### Exercise:
Report every line of the records below that includes the string "accent".

### The input:
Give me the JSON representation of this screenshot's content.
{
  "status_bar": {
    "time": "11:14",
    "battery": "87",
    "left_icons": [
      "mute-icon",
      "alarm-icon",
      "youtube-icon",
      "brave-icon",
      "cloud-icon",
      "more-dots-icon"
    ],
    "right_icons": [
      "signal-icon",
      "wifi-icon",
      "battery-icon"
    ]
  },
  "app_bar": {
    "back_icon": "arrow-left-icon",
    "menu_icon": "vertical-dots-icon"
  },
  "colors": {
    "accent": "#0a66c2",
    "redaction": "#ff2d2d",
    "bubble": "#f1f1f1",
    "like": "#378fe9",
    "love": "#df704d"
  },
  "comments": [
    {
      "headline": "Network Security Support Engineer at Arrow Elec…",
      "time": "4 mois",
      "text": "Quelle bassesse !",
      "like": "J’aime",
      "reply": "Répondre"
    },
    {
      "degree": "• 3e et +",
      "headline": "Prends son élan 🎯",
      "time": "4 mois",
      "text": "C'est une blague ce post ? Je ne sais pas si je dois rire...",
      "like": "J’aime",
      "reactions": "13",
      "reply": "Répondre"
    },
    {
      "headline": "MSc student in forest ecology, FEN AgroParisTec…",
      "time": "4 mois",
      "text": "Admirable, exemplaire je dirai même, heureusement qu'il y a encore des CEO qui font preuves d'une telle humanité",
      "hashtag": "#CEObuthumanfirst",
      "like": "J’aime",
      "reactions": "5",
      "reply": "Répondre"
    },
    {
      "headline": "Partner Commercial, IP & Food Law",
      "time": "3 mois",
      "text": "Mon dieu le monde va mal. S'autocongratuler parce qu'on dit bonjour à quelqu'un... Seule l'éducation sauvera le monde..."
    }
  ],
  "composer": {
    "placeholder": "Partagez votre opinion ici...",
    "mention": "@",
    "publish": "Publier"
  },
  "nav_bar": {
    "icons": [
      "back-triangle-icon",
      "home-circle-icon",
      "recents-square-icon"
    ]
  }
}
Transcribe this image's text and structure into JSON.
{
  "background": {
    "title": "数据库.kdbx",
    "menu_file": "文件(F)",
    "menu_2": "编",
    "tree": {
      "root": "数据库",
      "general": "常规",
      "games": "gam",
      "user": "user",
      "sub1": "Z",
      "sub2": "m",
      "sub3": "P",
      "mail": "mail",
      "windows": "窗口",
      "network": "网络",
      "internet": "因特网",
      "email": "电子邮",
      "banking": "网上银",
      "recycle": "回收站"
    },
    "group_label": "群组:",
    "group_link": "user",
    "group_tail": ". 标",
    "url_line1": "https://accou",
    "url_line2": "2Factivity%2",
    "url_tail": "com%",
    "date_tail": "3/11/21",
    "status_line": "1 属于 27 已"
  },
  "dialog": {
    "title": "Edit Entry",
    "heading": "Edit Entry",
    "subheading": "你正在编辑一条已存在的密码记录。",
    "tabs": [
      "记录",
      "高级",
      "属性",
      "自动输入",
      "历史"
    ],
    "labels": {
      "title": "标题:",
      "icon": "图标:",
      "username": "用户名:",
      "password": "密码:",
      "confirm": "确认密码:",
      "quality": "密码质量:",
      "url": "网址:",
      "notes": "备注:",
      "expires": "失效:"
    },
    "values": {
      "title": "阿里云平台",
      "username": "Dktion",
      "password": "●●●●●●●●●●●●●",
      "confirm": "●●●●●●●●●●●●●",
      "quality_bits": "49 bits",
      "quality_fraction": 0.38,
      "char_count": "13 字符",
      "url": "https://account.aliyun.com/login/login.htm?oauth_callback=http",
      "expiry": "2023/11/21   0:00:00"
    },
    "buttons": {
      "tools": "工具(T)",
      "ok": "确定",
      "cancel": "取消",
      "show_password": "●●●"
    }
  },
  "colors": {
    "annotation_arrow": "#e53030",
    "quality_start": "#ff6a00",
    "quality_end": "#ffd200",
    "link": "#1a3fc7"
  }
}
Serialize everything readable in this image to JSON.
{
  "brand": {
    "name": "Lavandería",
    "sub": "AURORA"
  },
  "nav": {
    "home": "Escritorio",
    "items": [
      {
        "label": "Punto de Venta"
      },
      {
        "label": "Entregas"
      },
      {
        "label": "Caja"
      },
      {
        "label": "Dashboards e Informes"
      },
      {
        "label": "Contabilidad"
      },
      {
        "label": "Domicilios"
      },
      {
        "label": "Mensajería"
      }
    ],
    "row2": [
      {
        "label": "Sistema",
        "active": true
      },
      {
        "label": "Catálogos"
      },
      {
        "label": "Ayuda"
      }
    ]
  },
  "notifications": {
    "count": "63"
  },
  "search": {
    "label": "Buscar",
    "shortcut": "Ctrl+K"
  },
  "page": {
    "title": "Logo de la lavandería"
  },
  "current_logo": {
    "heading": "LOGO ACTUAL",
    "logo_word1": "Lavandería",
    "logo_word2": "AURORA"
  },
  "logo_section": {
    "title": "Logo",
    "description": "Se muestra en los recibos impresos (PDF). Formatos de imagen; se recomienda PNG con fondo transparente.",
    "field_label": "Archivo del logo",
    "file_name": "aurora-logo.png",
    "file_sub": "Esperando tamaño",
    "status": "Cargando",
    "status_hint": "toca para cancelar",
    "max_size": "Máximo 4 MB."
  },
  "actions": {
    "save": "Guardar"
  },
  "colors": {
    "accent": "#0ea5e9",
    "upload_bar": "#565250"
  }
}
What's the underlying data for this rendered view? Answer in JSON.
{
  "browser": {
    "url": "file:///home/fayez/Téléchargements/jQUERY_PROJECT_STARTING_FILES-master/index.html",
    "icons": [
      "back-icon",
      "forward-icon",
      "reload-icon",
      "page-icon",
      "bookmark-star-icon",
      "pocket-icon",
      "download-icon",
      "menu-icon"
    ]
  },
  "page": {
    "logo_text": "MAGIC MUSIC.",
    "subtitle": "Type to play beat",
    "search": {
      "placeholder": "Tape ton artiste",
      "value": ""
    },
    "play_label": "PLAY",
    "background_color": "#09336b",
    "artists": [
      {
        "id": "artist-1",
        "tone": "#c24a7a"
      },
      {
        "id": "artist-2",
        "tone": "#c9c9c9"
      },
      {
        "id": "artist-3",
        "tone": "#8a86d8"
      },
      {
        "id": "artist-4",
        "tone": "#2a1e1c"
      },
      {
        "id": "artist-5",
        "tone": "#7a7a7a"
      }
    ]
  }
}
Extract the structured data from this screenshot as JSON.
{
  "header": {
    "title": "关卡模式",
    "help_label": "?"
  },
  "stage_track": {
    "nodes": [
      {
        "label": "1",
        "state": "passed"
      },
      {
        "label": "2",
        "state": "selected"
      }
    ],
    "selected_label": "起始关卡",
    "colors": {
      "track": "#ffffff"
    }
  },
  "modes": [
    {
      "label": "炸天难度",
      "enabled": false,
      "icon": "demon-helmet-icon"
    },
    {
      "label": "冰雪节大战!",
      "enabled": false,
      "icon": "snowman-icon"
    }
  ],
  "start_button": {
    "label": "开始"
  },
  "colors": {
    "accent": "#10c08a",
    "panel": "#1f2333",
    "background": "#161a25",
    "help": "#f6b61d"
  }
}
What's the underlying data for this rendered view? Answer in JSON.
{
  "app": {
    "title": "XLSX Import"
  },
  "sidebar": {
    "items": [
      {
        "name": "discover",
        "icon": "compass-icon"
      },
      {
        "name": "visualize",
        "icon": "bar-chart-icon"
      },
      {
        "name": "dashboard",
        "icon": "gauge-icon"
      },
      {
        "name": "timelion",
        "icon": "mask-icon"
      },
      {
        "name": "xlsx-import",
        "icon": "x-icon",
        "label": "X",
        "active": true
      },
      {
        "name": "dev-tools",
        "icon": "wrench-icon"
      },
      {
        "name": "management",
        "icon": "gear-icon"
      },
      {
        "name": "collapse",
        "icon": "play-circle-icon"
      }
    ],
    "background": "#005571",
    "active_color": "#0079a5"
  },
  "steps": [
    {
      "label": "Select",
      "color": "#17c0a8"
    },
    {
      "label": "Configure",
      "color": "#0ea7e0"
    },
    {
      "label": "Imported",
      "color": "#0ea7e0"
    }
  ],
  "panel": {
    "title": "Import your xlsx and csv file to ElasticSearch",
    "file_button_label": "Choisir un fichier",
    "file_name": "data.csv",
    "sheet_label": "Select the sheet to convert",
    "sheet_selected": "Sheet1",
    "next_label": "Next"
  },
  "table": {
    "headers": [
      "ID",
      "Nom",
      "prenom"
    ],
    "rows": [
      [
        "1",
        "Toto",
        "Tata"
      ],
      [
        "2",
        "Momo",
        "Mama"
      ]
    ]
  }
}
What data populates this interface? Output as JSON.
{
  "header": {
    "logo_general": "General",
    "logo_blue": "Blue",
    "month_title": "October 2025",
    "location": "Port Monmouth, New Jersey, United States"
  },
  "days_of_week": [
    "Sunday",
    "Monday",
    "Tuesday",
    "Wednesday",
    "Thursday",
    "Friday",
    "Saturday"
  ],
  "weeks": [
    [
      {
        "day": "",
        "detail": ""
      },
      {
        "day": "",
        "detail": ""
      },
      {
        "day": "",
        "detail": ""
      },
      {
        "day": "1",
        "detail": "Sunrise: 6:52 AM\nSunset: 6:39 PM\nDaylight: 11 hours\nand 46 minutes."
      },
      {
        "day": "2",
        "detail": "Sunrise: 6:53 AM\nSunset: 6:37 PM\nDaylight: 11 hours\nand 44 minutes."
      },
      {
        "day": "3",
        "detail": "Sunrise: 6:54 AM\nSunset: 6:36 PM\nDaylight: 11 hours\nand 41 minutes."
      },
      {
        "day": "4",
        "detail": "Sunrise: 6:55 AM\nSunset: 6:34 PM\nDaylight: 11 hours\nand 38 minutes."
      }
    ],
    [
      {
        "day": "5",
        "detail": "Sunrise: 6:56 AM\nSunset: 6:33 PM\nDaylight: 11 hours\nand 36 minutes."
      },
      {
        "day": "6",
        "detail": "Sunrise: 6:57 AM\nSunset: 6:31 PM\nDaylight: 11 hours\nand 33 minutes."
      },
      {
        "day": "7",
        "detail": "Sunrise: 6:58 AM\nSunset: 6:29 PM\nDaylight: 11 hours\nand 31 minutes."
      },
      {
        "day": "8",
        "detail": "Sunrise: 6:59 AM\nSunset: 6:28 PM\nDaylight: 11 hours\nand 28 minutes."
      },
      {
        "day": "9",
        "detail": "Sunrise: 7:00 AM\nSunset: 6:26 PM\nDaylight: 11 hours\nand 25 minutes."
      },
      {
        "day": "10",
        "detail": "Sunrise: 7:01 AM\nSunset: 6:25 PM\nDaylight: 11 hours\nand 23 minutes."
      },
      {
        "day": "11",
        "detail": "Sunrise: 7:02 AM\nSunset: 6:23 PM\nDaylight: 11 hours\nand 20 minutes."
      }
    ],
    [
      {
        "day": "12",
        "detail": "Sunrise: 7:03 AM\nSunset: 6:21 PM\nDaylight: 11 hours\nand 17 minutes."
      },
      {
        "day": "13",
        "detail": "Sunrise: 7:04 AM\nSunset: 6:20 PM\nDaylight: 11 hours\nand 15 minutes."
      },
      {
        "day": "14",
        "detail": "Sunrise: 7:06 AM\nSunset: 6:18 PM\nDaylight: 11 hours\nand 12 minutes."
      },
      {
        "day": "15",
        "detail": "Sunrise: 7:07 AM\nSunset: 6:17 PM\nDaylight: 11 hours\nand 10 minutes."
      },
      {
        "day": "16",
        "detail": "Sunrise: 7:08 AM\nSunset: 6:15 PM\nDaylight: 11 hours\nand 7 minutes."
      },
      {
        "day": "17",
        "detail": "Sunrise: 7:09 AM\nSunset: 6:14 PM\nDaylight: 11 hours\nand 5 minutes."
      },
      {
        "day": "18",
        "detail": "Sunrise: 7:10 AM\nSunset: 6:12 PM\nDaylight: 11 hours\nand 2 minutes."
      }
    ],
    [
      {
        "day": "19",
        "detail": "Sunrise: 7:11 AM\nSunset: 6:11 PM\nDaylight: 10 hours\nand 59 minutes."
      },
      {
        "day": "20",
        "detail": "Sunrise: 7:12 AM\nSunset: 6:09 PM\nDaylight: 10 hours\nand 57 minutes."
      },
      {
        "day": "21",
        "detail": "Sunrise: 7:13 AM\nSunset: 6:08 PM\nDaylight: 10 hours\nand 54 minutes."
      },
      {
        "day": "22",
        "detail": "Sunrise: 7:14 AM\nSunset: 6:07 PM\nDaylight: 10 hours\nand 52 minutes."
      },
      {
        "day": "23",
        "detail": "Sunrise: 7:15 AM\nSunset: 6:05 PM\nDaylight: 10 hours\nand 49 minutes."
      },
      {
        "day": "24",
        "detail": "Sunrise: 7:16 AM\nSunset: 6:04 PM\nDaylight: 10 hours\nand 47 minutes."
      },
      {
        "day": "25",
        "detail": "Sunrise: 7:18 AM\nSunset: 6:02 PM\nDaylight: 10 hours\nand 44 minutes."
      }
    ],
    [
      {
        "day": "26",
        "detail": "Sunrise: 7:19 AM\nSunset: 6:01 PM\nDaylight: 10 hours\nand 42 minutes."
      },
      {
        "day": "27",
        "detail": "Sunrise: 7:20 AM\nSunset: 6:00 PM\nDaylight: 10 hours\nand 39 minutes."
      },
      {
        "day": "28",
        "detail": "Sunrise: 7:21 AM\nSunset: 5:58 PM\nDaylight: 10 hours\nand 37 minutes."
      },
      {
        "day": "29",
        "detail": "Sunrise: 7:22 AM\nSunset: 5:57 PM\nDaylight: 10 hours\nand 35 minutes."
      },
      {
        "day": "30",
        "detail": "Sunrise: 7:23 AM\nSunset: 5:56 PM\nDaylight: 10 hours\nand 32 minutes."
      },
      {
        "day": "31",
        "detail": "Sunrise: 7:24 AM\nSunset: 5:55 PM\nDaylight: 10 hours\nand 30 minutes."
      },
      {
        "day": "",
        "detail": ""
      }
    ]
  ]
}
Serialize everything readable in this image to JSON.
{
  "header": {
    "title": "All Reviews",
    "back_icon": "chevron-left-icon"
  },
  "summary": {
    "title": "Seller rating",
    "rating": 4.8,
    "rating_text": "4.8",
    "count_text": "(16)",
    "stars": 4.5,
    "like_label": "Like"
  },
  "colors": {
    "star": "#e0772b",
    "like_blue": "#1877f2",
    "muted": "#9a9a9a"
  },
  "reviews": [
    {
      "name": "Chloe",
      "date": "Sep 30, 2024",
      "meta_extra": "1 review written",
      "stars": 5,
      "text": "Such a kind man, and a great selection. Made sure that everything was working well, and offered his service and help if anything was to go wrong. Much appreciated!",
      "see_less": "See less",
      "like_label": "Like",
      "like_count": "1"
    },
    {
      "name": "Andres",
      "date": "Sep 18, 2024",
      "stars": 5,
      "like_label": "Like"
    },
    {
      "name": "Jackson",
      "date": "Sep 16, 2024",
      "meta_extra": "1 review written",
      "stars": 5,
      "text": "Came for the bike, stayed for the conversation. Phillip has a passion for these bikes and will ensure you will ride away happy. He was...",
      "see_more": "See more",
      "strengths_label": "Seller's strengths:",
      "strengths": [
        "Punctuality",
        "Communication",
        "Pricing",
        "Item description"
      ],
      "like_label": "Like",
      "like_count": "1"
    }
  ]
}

### Exercise result:
    "accent": "#0a66c2",
    "accent": "#0ea5e9",
    "accent": "#10c08a",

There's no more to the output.